How To Choose Water Garden Plants
So. The water garden bug has bitten. You've dug and leveled and
sweated and said words you hope that no one else has heard. Now
it's time for the fun part - picking out your water garden
Plant varieties within these four categories are what you need to
eyeball: deep-water, marginals, oxygenators, and floaters. (If
you think these words are big and weird, just thank your stars
we're not talking medicine.)
After you've diligently planted your babies in plastic tubs,
pans, or clay pots, packing the fertilizer- and chemical-free
soil down tightly, load the container down with pea gravel to
keep the soil from floating away. (Don't ask why this works, but
it does.) Plunk your prize into the water at the appropriate
depth (You'll read about that in just a minute, so hang on to
your hat.) and you're on your way!
Plant-dunking should be done during the growing season. Wait four
or five weeks for the water plants to do their thing before you
add your fish. If you just can't hold your horses, er, your fish,
for that long, you can jump the gun a couple of weeks, but the
idea is to let the plants first get established.
When picking your plants, you'll no doubt be wowed by water
lilies of the tropical persuasion. These aquatic wonders lord it
over their hardier cousins with knock-out fragrance, big blooms
day or night - depending on the variety - and a habit of blooming
their little hearts out nearly every day during the growing
season. They love their warmth, though, so unless you live in a
year-round, warm-weather climate (in which case, you are used to
being hated and has absolutely nothing to do with this article),
be prepared to hasten them into a greenhouse or at least muster
up enough moolah to buy them some "grow" lights to tough it out
through the winter. They will definitely bite the dust at
freezing temperatures, but give them night-time temps of at least
65F and daytime temps of 75F or warmer, and your love affair with
tropicals will only grow that much more torrid.
Hardy water lilies, while not the showboaters that tropicals are,
are . . . well, hardier. Their big advantage is that they can

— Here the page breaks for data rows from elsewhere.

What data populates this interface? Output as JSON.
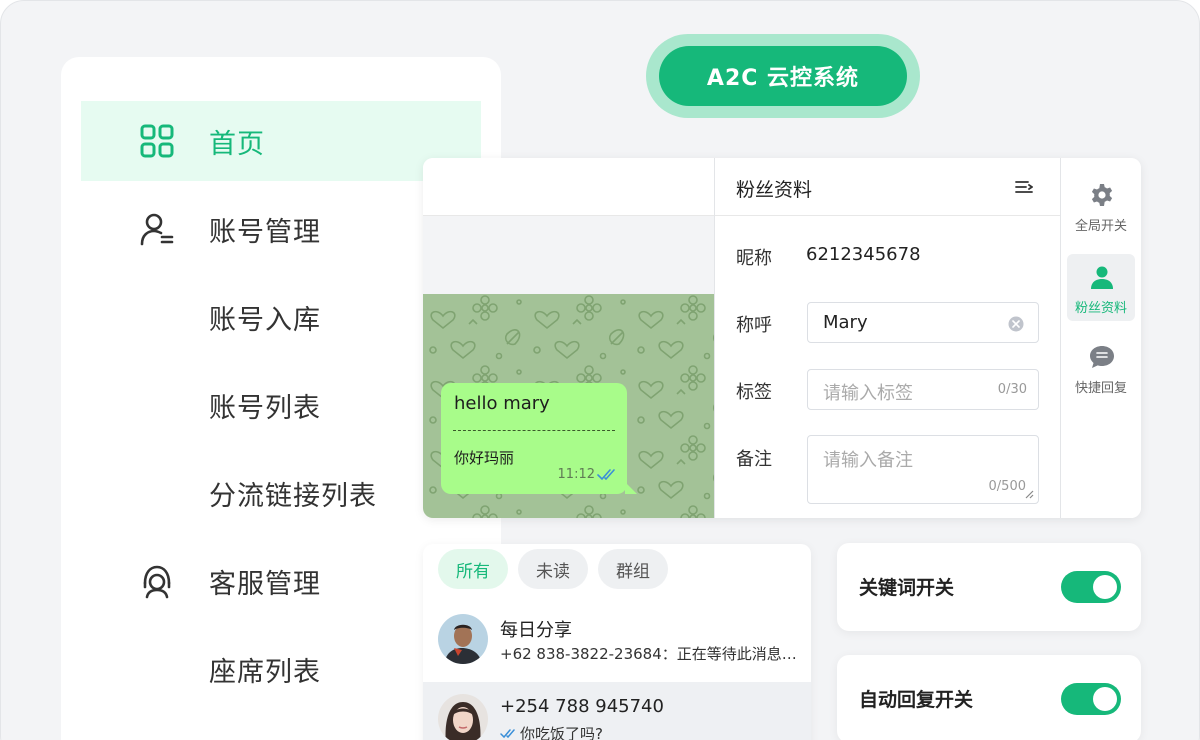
{
  "app": {
    "title": "A2C 云控系统"
  },
  "sidebar": {
    "items": [
      {
        "label": "首页",
        "icon": "grid-icon",
        "active": true
      },
      {
        "label": "账号管理",
        "icon": "user-list-icon"
      },
      {
        "label": "账号入库"
      },
      {
        "label": "账号列表"
      },
      {
        "label": "分流链接列表"
      },
      {
        "label": "客服管理",
        "icon": "headset-icon"
      },
      {
        "label": "座席列表"
      }
    ]
  },
  "chat": {
    "bubble": {
      "text": "hello mary",
      "translation": "你好玛丽",
      "time": "11:12"
    }
  },
  "profile": {
    "title": "粉丝资料",
    "nickname_label": "昵称",
    "nickname_value": "6212345678",
    "salutation_label": "称呼",
    "salutation_value": "Mary",
    "tag_label": "标签",
    "tag_placeholder": "请输入标签",
    "tag_count": "0/30",
    "note_label": "备注",
    "note_placeholder": "请输入备注",
    "note_count": "0/500"
  },
  "rail": {
    "items": [
      {
        "label": "全局开关",
        "icon": "gear-icon"
      },
      {
        "label": "粉丝资料",
        "icon": "person-icon",
        "active": true
      },
      {
        "label": "快捷回复",
        "icon": "chat-bubble-icon"
      }
    ]
  },
  "conversation_list": {
    "filters": [
      "所有",
      "未读",
      "群组"
    ],
    "items": [
      {
        "name": "每日分享",
        "message": "+62 838-3822-23684：正在等待此消息的..."
      },
      {
        "name": "+254 788 945740",
        "message": "你吃饭了吗?"
      }
    ]
  },
  "toggles": [
    {
      "label": "关键词开关",
      "on": true
    },
    {
      "label": "自动回复开关",
      "on": true
    }
  ],
  "colors": {
    "accent": "#16b87a",
    "accent_light": "#e6fbf1",
    "bubble": "#a8fc8a",
    "chat_bg": "#a3c297"
  }
}
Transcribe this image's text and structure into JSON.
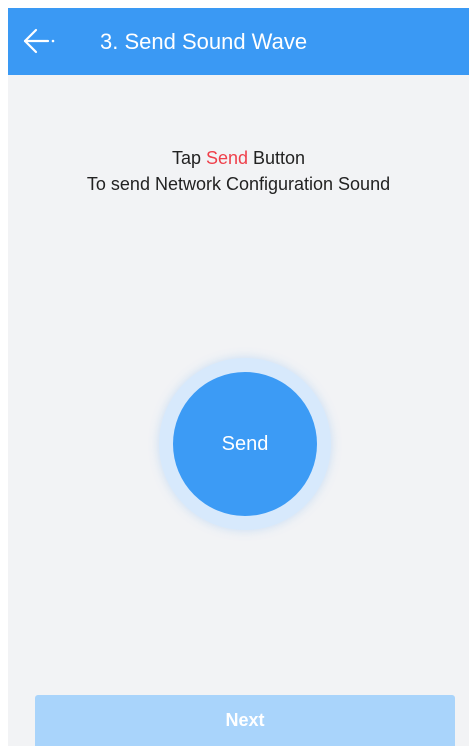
{
  "header": {
    "title": "3. Send Sound Wave",
    "back_icon": "arrow-left-icon"
  },
  "instructions": {
    "line1_prefix": "Tap ",
    "line1_highlight": "Send",
    "line1_suffix": " Button",
    "line2": "To send Network Configuration Sound"
  },
  "send_button": {
    "label": "Send"
  },
  "next_button": {
    "label": "Next"
  },
  "colors": {
    "header_bg": "#3a99f4",
    "highlight_text": "#ef3f4a",
    "send_button_bg": "#3c9bf5",
    "send_halo": "#d7e9fc",
    "next_button_bg": "#a9d4fb",
    "page_bg": "#f2f3f5"
  }
}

stay in the water year 'round unless it freezes so deeply the
rootstock is affected. And being the tough guys they are, you can
plant these puppies deeper than the tropicals, some living it up
in depths of 8 to 10 feet.
Both hardy and tropical water lilies are real sun worshippers. At
least 5 to 10 hours a day is what it takes, along with regular
fertilization, to keep these plant pals happy.
Everybody and their brother with a water garden wants a lotus
plant. (Sisters, too, no doubt.) These water-lily relatives come
in hardy and not-so-hardy strains, so make sure you know what
you're buying. Much bigger than water lilies, lotus have huge,
famously splendid blooms that not only will knock your socks off,
but make you forget you have feet altogether. Their leaves and
seed pods are so breathtaking, they're a favorite in costly
cut-flower arrangements. Big, bold, and beautiful, with
water-depth needs of 2-3 feet, these shouters are really better
off in big ponds that get plenty of sun.
Marginals (sometimes called "bog" plants by those less
high-falutin') are grass-like plants that strut their stuff in
shallow areas no deeper than 6" that border the water garden.
They also do well in mud. Cattail, bamboo, rush, papyrus, and
many other plants fall into the family of marginals and grow best
with a minimum of at least three hours of jolly old Sol.
Some plants are there but not seen, working stoically under water
and without fanfare to fight algae, oxygenate the water, and
provide food for fish. (In lieu of these plants, if your pond is
small, you can fake it fairly adequately with an aquarium pump.)
Easy on the wallet, varieties of these plants can be bought in
bunches and like their soil sandy and/or gravelly. Like hardy
water lilies, they, too, will warrior it through the winter.
Water hyacinths have become a recent rage, especially for the
lazy among us. No soil is required for these beauties. Toss them
in the water and they're "planted." A water hyacinth ain't just
another pretty face, though; these plants do their part in the
war against algae and blanket weeds by keeping sunlight scarce on
the water's surface. But one note of caution: This plant may take
over the world if allowed. It's invasive as all get out, so keep
it under control or you (and your neighbors) may wish you'd never
laid eyes on it.
A water garden isn't a garden without plants. Take your time,
know your climate, and choose wisely. Your rewards will be great
Brett Fogle is the owner of MacArthur Water Gardens and several other pond-related websites including www.macarthurwatergardens.com">MacArthurWatergardens.com, and www.pond-filters-online.com">Pond-Filters-Online.com.
He also publishes a free monthly newsletter called PondStuff! with a reader circulation of over 9,000. To sign up for the free newsletter and receive our FREE 'New Pond Owners Guide' visit MacArthur Water Gardens today!